    Sometimes people need to feel like they are making a difference because if they believe that they can make a difference then they will continue to work to make a difference and eventually some way some how they will. If, however, no one felt like they could make a difference and no one tried to make a difference then where would we be? Protesting may not be the most effective way to try to make a difference but certainly it is better than sitting and accepting as God’s words how the Governor and the legislature decide to dictate our lives. If you never tell someone you are unhappy then how are they to know? I am a student, I went to the protests but I too attend classes, do homework, study for tests and will get a job and shape the world. Don’t make fun of people who want to make a difference, because you too want to make a difference.

    • http://analogdilemma.blogspot.com Barry Belmont

      So you’re suggesting that people who feel like they are making a difference might one day make a difference and hence should continue a practice whose actual efficacy is supremely suspect. That sounds a bit like taking a placebo to cure your ails.

      And it seems like what you would rather do is continue to take your placebo than merely cut back on bad habits and moderately implement new ones.

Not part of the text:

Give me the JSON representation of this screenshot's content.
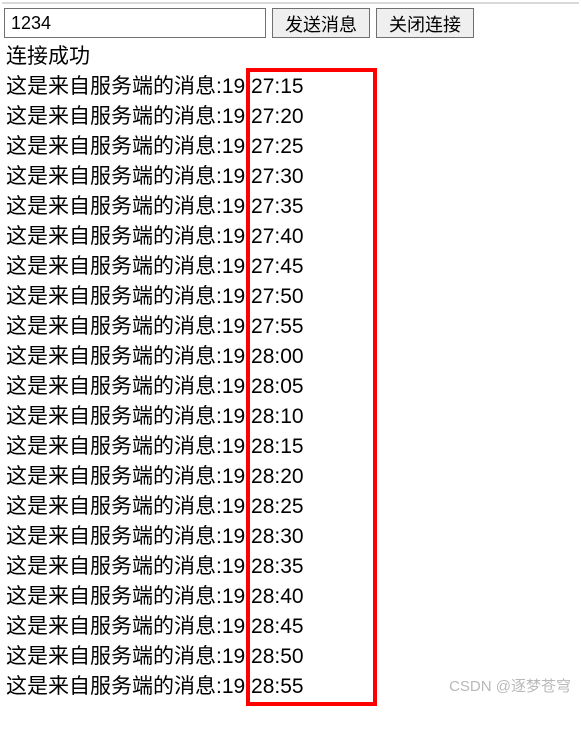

      You should embrace these budget cuts because they represent the stemming of bad habits (namely overconsumption of public goods) and the promotion of good ones (particularly the idea that the State should not be called upon simply because you want a higher education).

      These protests are really nothing more than people who don’t like the taste of medicine, they would rather opt for the sugar pill. Unfortunately, if you actually want to see a better state, if you actually want to have a better system of higher education, then you have little recourse than to swallow the red pill and realize these budget cuts really are a good thing for the vast majority of people involved.

  • Issa

    Nice article but it seems like you only nitpick rather than offer a sensible alternative